Leaving out every picture, quote the data below exactly as it appears.

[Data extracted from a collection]
• • • • • • •

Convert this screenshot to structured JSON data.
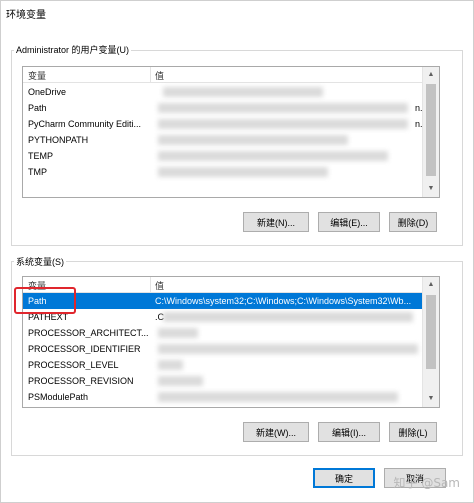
{
  "window": {
    "title": "环境变量"
  },
  "user_vars": {
    "group_label": "Administrator 的用户变量(U)",
    "columns": [
      "变量",
      "值"
    ],
    "rows": [
      {
        "name": "OneDrive",
        "value": ""
      },
      {
        "name": "Path",
        "value": "n..."
      },
      {
        "name": "PyCharm Community Editi...",
        "value": "n..."
      },
      {
        "name": "PYTHONPATH",
        "value": ""
      },
      {
        "name": "TEMP",
        "value": ""
      },
      {
        "name": "TMP",
        "value": ""
      }
    ],
    "buttons": {
      "new": "新建(N)...",
      "edit": "编辑(E)...",
      "delete": "删除(D)"
    }
  },
  "system_vars": {
    "group_label": "系统变量(S)",
    "columns": [
      "变量",
      "值"
    ],
    "rows": [
      {
        "name": "Path",
        "value": "C:\\Windows\\system32;C:\\Windows;C:\\Windows\\System32\\Wb...",
        "selected": true
      },
      {
        "name": "PATHEXT",
        "value": ".C"
      },
      {
        "name": "PROCESSOR_ARCHITECT...",
        "value": ""
      },
      {
        "name": "PROCESSOR_IDENTIFIER",
        "value": ""
      },
      {
        "name": "PROCESSOR_LEVEL",
        "value": ""
      },
      {
        "name": "PROCESSOR_REVISION",
        "value": ""
      },
      {
        "name": "PSModulePath",
        "value": ""
      }
    ],
    "buttons": {
      "new": "新建(W)...",
      "edit": "编辑(I)...",
      "delete": "删除(L)"
    }
  },
  "footer": {
    "ok": "确定",
    "cancel": "取消"
  },
  "watermark": "知乎 @Sam"
}
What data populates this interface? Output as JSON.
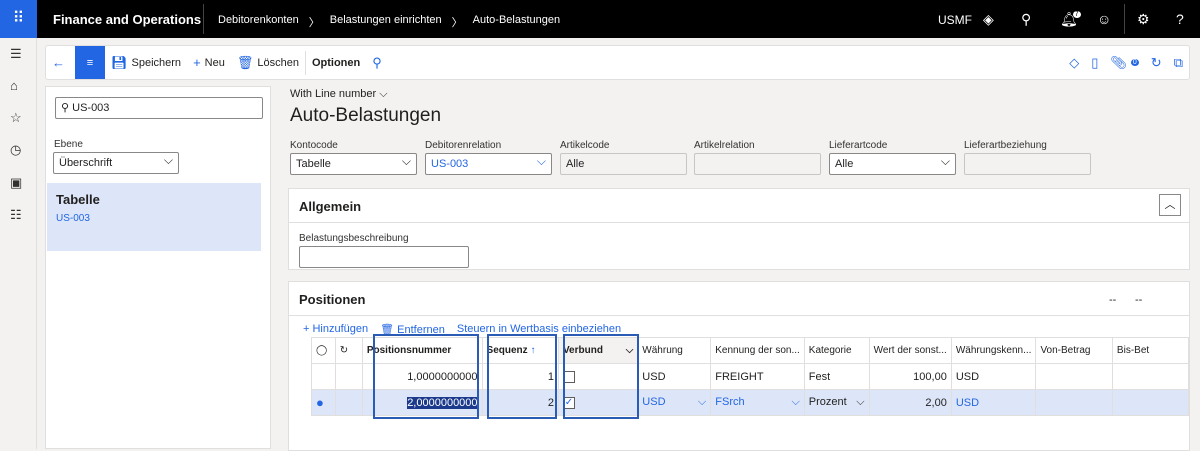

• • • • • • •

**WRITTEN ANSWER**:
Convert this screenshot to structured JSON data.
{
  "window": {
    "title": "环境变量"
  },
  "user_vars": {
    "group_label": "Administrator 的用户变量(U)",
    "columns": [
      "变量",
      "值"
    ],
    "rows": [
      {
        "name": "OneDrive",
        "value": ""
      },
      {
        "name": "Path",
        "value": "n..."
      },
      {
        "name": "PyCharm Community Editi...",
        "value": "n..."
      },
      {
        "name": "PYTHONPATH",
        "value": ""
      },
      {
        "name": "TEMP",
        "value": ""
      },
      {
        "name": "TMP",
        "value": ""
      }
    ],
    "buttons": {
      "new": "新建(N)...",
      "edit": "编辑(E)...",
      "delete": "删除(D)"
    }
  },
  "system_vars": {
    "group_label": "系统变量(S)",
    "columns": [
      "变量",
      "值"
    ],
    "rows": [
      {
        "name": "Path",
        "value": "C:\\Windows\\system32;C:\\Windows;C:\\Windows\\System32\\Wb...",
        "selected": true
      },
      {
        "name": "PATHEXT",
        "value": ".C"
      },
      {
        "name": "PROCESSOR_ARCHITECT...",
        "value": ""
      },
      {
        "name": "PROCESSOR_IDENTIFIER",
        "value": ""
      },
      {
        "name": "PROCESSOR_LEVEL",
        "value": ""
      },
      {
        "name": "PROCESSOR_REVISION",
        "value": ""
      },
      {
        "name": "PSModulePath",
        "value": ""
      }
    ],
    "buttons": {
      "new": "新建(W)...",
      "edit": "编辑(I)...",
      "delete": "删除(L)"
    }
  },
  "footer": {
    "ok": "确定",
    "cancel": "取消"
  },
  "watermark": "知乎 @Sam"
}
What data populates this interface? Output as JSON.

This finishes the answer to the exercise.